### To do:
When a line in the entries contains the word "value", copy that line in full.

### Items listed in a dataset:
──────
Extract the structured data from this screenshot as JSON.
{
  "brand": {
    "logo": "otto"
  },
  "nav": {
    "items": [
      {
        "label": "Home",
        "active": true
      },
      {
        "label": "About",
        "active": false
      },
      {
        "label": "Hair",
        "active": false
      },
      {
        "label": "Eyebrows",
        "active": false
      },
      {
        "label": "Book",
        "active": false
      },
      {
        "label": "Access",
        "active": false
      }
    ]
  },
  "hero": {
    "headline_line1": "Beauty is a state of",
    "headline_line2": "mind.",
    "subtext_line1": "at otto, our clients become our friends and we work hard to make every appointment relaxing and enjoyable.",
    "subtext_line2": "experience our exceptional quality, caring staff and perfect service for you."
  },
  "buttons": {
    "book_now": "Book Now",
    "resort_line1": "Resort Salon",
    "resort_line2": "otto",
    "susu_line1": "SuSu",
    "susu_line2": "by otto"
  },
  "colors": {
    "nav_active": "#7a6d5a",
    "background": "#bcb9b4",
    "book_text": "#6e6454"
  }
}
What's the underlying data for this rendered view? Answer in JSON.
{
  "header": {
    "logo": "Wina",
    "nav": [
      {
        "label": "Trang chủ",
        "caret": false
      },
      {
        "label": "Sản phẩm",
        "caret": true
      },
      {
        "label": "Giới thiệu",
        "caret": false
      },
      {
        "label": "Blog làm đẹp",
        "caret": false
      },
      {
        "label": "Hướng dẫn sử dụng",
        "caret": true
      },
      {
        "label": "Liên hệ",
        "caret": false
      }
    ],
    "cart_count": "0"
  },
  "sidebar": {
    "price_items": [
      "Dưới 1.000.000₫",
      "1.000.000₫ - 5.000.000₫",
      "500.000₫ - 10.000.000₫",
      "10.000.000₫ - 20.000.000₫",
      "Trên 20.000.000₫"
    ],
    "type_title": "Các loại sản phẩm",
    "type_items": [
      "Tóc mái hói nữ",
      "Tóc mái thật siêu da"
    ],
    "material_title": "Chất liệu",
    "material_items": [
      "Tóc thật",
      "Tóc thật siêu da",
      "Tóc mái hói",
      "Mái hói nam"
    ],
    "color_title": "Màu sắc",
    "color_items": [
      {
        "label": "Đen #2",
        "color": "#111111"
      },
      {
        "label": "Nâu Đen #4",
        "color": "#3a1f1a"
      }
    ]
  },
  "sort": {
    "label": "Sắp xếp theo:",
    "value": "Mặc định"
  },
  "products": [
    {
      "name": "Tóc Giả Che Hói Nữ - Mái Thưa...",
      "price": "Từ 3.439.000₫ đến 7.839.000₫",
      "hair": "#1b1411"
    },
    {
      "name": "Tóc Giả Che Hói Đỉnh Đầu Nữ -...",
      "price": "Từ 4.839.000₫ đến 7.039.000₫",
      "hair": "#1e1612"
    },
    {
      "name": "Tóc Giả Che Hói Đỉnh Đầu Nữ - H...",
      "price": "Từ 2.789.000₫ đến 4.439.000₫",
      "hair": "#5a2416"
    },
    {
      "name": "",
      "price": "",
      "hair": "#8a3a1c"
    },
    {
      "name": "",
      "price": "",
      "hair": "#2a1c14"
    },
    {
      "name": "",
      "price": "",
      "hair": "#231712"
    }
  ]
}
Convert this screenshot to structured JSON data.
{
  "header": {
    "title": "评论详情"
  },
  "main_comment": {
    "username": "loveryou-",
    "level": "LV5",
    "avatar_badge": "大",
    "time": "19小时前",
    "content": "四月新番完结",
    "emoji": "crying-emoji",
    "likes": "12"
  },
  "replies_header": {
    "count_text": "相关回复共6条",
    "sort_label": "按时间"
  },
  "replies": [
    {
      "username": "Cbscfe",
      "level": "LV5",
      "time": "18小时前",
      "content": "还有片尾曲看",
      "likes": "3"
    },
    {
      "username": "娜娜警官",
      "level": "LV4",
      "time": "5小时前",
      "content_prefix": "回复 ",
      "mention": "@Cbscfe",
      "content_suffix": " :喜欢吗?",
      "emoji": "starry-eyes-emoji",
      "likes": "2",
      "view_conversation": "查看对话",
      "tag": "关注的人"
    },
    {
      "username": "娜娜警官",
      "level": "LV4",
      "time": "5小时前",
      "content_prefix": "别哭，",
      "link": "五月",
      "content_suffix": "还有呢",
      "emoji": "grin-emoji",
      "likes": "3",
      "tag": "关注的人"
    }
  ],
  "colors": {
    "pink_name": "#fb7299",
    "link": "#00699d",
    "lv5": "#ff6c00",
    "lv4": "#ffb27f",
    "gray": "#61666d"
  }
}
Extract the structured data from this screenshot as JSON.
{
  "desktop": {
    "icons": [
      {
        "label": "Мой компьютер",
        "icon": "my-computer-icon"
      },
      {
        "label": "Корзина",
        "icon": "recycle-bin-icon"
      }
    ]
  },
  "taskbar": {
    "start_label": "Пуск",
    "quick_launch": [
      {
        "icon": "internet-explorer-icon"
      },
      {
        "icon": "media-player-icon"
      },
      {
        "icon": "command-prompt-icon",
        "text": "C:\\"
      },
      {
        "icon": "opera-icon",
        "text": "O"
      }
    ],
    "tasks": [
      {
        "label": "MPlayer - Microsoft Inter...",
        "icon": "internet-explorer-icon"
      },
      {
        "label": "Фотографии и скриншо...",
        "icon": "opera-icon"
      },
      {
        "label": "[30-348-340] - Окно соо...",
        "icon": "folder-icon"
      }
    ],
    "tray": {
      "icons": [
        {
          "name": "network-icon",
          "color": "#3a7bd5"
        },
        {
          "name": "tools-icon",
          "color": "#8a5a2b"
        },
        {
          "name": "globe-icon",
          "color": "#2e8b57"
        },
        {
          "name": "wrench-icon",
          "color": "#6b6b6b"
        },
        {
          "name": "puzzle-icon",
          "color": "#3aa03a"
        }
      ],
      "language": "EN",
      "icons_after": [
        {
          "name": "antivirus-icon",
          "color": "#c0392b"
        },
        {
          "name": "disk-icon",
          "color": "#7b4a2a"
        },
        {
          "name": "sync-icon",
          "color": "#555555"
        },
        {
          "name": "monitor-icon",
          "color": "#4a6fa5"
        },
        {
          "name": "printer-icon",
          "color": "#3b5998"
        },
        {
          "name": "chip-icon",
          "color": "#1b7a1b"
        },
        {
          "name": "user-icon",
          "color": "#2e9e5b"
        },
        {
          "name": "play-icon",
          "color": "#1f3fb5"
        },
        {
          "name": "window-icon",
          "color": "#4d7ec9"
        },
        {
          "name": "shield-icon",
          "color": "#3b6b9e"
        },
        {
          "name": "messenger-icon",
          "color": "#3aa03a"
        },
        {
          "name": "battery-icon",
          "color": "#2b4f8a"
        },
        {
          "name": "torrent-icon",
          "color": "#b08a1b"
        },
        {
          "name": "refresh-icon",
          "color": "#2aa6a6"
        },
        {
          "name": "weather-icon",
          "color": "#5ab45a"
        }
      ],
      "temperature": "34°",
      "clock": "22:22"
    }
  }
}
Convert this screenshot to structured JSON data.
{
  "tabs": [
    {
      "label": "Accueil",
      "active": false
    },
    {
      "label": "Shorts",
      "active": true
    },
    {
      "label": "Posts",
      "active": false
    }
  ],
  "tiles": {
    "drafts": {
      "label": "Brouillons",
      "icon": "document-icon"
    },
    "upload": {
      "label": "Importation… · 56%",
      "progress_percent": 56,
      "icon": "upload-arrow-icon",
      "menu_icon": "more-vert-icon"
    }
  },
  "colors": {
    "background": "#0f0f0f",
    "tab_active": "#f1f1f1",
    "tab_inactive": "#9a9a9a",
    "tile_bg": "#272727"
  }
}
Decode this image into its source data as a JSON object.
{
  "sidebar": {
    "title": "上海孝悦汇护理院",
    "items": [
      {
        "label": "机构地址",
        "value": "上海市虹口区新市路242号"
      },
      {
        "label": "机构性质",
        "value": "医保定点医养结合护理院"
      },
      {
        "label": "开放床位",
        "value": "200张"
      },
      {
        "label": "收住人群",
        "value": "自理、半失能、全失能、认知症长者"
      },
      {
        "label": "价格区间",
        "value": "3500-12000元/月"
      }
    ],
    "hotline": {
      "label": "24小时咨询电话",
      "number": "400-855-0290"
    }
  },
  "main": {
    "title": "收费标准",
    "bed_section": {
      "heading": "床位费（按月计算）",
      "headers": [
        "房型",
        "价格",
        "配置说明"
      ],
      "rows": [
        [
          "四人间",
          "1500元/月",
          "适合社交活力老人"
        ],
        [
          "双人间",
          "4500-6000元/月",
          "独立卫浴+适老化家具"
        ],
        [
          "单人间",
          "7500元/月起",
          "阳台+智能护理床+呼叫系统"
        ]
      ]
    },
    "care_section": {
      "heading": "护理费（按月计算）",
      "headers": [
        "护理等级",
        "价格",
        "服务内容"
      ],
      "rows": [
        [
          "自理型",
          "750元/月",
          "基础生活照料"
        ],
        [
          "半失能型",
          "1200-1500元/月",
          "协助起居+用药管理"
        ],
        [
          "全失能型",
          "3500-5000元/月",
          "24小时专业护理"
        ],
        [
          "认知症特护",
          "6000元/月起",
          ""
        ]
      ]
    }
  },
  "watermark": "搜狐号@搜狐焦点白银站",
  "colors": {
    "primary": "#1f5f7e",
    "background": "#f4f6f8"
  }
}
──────
### Reply:
    "value": "Mặc định"
        "value": "上海市虹口区新市路242号"
        "value": "医保定点医养结合护理院"
        "value": "200张"
        "value": "自理、半失能、全失能、认知症长者"
        "value": "3500-12000元/月"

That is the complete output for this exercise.